WHAT IS EXPECTED: What lines in the records below contain the string "listy"? Copy every one.

:: SOURCE RECORDS

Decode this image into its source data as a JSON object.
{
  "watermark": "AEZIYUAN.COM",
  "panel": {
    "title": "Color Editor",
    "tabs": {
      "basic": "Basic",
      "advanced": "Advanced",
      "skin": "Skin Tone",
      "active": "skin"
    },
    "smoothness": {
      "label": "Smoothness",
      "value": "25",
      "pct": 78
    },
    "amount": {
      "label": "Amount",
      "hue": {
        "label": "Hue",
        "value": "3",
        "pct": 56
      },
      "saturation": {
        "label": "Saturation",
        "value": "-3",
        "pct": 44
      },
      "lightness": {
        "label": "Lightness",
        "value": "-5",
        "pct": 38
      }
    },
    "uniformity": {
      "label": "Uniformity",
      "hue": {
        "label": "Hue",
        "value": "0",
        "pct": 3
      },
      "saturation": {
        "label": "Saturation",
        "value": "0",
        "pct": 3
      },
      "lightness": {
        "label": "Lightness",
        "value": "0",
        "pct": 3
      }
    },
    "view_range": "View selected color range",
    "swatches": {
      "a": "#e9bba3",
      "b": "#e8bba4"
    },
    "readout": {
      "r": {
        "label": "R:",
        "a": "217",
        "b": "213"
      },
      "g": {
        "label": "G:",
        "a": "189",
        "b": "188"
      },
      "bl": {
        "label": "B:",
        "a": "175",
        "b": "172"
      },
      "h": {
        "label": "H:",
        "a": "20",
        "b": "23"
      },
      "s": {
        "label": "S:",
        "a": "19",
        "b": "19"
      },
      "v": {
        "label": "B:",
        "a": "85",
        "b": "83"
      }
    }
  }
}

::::
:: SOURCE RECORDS

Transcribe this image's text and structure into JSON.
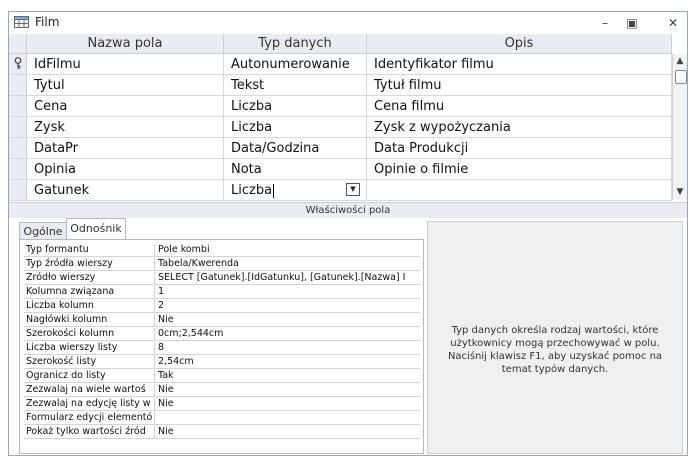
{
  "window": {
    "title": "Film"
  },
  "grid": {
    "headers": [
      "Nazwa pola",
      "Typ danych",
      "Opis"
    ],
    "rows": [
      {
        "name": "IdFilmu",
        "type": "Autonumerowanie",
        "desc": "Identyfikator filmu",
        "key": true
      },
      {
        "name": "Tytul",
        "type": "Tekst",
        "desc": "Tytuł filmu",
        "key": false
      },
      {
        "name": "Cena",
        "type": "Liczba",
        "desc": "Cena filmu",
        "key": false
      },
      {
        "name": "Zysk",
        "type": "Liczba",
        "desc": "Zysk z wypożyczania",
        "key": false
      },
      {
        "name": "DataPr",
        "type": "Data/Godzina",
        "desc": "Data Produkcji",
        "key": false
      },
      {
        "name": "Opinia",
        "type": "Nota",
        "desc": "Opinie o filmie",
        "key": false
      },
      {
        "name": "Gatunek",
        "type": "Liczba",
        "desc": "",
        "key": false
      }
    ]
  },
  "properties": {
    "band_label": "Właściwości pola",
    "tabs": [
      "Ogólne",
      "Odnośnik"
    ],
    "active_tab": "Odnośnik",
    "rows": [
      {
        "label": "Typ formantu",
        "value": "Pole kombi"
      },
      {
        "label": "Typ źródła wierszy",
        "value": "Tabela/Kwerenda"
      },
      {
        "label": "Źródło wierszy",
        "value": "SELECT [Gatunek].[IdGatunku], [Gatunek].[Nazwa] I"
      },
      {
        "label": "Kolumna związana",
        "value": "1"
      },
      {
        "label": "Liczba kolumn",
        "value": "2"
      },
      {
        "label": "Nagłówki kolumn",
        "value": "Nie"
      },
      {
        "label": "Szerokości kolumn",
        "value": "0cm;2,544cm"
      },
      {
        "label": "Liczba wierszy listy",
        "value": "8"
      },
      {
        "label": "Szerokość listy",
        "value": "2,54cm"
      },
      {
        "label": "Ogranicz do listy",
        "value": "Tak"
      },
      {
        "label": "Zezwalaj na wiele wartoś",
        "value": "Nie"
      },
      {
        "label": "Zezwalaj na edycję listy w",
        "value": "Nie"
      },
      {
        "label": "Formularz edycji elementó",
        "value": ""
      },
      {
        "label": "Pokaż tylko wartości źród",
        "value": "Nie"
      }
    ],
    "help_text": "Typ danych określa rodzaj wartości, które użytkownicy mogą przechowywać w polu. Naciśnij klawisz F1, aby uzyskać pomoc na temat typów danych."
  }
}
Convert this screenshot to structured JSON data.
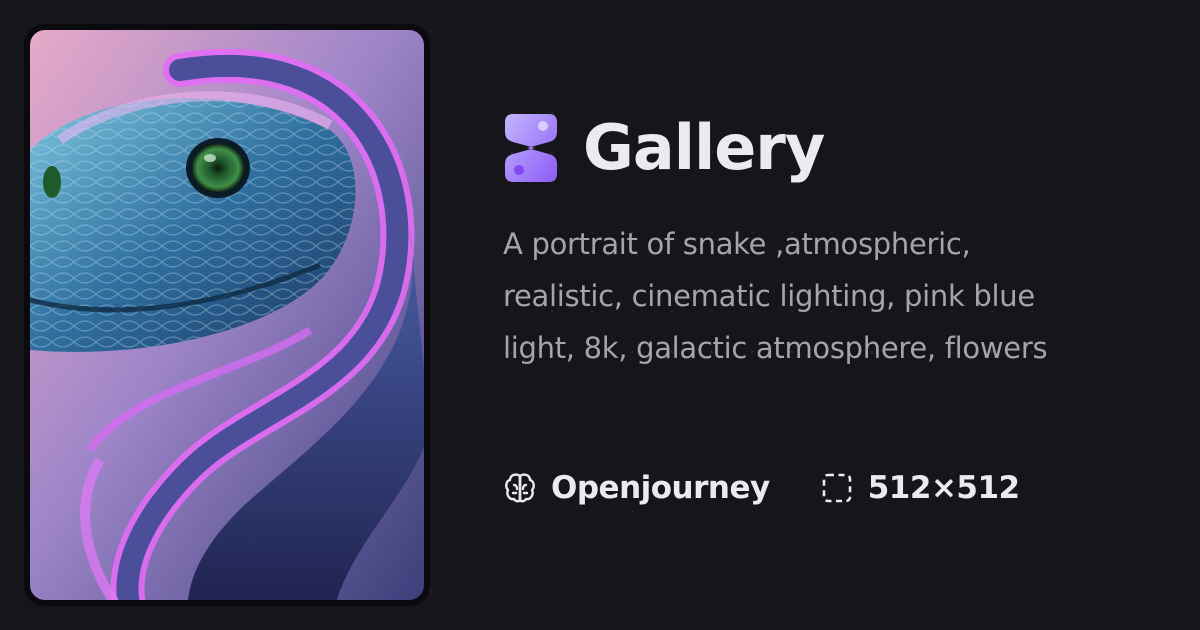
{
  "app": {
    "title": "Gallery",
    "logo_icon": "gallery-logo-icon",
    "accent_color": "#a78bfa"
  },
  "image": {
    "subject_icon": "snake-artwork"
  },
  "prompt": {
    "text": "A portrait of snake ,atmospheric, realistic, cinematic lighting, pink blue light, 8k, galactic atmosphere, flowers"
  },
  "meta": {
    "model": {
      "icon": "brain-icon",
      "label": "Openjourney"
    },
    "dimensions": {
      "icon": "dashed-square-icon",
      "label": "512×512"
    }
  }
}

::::

EXERCISE SOLUTION:
        "label": "Liczba wierszy listy",
        "label": "Szerokość listy",
        "label": "Ogranicz do listy",
        "label": "Zezwalaj na edycję listy w",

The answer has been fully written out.